**Information shown:**
▬▬▬▬▬▬▬▬▬▬
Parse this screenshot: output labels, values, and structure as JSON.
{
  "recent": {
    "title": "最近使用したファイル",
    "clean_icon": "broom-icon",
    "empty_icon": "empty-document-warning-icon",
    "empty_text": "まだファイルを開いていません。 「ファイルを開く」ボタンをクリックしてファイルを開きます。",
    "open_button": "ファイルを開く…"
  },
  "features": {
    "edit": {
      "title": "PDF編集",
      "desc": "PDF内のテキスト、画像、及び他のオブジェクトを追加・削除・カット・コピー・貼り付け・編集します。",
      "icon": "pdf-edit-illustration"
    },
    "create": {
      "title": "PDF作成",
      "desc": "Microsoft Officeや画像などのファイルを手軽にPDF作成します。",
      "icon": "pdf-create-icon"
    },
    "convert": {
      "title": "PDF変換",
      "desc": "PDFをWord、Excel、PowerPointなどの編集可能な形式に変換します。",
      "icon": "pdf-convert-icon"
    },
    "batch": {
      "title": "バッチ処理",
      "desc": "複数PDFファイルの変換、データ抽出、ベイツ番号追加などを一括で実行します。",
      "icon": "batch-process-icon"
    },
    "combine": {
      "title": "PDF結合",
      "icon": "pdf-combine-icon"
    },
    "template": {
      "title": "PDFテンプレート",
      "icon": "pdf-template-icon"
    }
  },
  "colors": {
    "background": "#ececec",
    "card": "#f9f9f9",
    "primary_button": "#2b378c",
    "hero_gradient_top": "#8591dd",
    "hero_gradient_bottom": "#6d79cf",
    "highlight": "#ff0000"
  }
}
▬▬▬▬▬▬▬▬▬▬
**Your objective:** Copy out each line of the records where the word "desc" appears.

**Answer area:**
      "desc": "PDF内のテキスト、画像、及び他のオブジェクトを追加・削除・カット・コピー・貼り付け・編集します。",
      "desc": "Microsoft Officeや画像などのファイルを手軽にPDF作成します。",
      "desc": "PDFをWord、Excel、PowerPointなどの編集可能な形式に変換します。",
      "desc": "複数PDFファイルの変換、データ抽出、ベイツ番号追加などを一括で実行します。",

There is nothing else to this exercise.